The session kicked off with a recorded address to students from Minnesota Senator Amy Klobuchar, the chair of the actual Senate Rules and Administration committee, who discussed her voting rights legislation and set the tone by encouraging students to be principled but open to compromise and bipartisanship. The students caucused as individuals representing a particular Senator, as members of their respective parties, and then deliberated as committee members and attempted to pass the Vote at Home Act of 2021 during the five hour simulation. Of the four groups, three would approve the bill after amendments were debated and added.
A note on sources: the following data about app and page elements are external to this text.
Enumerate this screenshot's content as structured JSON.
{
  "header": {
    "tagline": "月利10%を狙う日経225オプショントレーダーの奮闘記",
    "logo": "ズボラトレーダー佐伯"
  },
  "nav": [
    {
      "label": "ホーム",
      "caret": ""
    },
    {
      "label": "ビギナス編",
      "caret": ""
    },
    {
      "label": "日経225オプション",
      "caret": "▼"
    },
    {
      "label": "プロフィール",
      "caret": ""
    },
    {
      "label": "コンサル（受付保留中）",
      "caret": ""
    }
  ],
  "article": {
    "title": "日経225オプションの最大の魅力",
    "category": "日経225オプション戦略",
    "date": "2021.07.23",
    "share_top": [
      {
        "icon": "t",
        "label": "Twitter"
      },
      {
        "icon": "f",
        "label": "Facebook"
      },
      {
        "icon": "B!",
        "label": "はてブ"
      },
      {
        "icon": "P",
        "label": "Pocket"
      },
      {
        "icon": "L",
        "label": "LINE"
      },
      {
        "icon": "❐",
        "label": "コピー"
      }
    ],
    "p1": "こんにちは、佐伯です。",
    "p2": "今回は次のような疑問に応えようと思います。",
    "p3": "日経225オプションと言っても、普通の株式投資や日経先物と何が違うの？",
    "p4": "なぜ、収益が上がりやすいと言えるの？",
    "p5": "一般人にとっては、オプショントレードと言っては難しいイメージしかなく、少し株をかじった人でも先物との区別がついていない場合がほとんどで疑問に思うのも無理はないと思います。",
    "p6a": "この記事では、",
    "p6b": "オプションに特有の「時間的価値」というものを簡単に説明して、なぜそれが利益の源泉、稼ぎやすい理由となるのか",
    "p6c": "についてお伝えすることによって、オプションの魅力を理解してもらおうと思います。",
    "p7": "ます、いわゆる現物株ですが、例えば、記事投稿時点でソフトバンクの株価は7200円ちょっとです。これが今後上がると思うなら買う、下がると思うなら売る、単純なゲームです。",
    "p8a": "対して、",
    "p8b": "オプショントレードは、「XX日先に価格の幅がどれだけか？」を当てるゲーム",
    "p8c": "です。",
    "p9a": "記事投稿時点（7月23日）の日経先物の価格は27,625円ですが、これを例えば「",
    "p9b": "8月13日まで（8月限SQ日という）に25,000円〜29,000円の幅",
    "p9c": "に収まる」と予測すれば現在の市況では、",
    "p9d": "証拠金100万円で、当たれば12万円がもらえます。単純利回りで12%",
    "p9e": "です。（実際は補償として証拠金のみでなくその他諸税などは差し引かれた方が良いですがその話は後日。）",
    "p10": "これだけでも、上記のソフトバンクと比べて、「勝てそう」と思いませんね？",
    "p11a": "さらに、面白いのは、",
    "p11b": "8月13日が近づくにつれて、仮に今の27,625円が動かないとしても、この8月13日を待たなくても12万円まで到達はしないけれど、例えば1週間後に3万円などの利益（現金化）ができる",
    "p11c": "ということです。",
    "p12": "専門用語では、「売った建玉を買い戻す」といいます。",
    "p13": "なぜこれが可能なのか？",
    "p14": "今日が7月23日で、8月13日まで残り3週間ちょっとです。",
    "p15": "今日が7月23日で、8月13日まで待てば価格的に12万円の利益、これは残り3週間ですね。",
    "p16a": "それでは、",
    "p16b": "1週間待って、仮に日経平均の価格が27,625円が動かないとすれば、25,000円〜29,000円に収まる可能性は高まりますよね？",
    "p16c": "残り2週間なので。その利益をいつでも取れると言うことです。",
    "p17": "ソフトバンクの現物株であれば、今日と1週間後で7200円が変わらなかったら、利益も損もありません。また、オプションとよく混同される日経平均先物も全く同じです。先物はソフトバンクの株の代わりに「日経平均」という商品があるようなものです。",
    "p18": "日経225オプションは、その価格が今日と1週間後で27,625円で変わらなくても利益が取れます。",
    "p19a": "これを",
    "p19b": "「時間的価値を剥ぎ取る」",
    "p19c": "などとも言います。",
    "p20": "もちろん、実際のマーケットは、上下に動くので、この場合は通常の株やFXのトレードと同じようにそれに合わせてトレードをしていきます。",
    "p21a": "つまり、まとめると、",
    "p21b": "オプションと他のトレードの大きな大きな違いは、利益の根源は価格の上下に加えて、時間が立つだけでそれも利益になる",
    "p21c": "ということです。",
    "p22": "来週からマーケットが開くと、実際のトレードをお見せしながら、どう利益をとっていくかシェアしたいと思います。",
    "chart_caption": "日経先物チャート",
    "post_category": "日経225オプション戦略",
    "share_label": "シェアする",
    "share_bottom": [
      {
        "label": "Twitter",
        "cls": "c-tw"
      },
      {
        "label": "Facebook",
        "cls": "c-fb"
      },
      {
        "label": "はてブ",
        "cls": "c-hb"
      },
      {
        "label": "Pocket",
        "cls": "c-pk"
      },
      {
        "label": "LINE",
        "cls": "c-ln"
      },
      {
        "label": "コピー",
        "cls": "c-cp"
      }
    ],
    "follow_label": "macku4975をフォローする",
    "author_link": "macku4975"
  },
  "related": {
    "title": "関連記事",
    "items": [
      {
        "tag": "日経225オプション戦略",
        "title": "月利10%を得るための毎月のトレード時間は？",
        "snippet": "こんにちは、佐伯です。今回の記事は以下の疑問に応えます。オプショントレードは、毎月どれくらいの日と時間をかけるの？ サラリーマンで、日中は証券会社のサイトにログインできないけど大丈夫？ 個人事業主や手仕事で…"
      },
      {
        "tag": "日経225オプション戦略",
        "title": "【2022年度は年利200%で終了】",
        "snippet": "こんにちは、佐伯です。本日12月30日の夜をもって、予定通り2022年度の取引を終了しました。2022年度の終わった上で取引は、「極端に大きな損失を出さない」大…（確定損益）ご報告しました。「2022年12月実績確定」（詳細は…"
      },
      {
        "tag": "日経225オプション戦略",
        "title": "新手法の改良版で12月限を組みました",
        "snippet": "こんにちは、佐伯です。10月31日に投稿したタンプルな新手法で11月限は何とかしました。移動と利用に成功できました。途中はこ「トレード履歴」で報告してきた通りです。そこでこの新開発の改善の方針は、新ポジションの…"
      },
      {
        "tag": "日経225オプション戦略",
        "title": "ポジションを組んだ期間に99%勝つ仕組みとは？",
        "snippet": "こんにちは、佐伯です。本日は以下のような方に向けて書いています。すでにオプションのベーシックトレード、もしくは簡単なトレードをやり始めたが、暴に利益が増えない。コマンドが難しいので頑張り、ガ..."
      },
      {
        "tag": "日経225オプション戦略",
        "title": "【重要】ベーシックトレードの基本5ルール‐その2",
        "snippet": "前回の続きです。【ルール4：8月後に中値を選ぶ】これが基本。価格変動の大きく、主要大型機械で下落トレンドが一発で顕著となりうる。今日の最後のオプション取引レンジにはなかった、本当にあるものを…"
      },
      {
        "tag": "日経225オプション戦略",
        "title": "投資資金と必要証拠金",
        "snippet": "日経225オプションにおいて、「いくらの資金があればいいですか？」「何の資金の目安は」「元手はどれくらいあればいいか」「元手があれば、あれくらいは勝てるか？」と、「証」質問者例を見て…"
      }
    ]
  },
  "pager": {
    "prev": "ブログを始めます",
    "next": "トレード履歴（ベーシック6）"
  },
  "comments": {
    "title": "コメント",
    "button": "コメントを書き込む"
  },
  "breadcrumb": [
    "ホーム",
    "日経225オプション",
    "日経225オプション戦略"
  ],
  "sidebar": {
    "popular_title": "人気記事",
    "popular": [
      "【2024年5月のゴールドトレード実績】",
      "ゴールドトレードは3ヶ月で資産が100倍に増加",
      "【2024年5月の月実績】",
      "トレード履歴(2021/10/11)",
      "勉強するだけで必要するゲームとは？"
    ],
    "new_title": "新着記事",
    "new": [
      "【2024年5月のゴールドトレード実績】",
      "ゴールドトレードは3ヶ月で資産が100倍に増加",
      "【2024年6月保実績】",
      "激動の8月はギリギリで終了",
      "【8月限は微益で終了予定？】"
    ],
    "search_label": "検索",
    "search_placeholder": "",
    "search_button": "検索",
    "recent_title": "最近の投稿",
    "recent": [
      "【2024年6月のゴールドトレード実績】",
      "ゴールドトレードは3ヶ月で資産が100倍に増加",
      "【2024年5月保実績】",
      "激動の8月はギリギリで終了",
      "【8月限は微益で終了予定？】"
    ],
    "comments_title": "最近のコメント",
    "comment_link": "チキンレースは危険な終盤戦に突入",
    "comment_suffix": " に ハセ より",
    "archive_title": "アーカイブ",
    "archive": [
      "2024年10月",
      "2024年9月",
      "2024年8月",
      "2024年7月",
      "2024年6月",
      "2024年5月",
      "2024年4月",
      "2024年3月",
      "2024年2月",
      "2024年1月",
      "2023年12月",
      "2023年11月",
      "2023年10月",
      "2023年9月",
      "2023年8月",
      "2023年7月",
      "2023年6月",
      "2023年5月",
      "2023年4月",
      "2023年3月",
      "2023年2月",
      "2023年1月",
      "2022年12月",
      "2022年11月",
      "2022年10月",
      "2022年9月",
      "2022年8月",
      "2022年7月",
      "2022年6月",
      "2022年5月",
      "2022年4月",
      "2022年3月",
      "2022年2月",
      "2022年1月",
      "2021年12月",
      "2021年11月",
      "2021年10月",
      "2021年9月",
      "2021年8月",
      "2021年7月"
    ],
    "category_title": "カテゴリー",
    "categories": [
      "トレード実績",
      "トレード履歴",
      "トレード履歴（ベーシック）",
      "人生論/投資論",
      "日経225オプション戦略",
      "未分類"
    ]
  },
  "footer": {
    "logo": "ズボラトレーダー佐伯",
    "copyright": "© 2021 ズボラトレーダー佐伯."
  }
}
Mario Sto. Domingo ‘20 MPP ’22 was one of four students who played Sen. Patrick Leahy, senior Democratic senator and president pro tempore of the Senate. Sto. Domingo enjoyed how the exercise helped him learn more about the debate around voting rights, even if his group struggled to get the bill passed.
“Our bill ended up being very watered down from the initial stage. Everyone dug into their roles, which made it hard to compromise and find common ground,” said Sto. Domingo. “We really got into the debates, the questions of constitutional law and the intricacies of election regulation, which is all pertinent to my internship.”
The Democracy in the 21st Century collaboration is an ongoing program spearheaded by the School of Public Policy’’s Civic Innovation Center (CiVIC) and the University of Michigan’s Ford School. The objective of the policy simulation was to give students an opportunity to connect across the BIG10, foster a richer understanding of different perspectives and the legislative process, and develop awareness of the complexity of lawmaking and the people behind it.
“I worked in the Senate in the 1990’s when there was more room and time for Senators to develop bonds of trust, understanding, and empathy. That is harder today for a lot of reasons, including information technology,” said Paul Brown, director of CiVIC. “This simulation used technology to foster richer understanding and empathy on the part of a geographically-diverse group of students of government, the qualities we want in our future leaders.”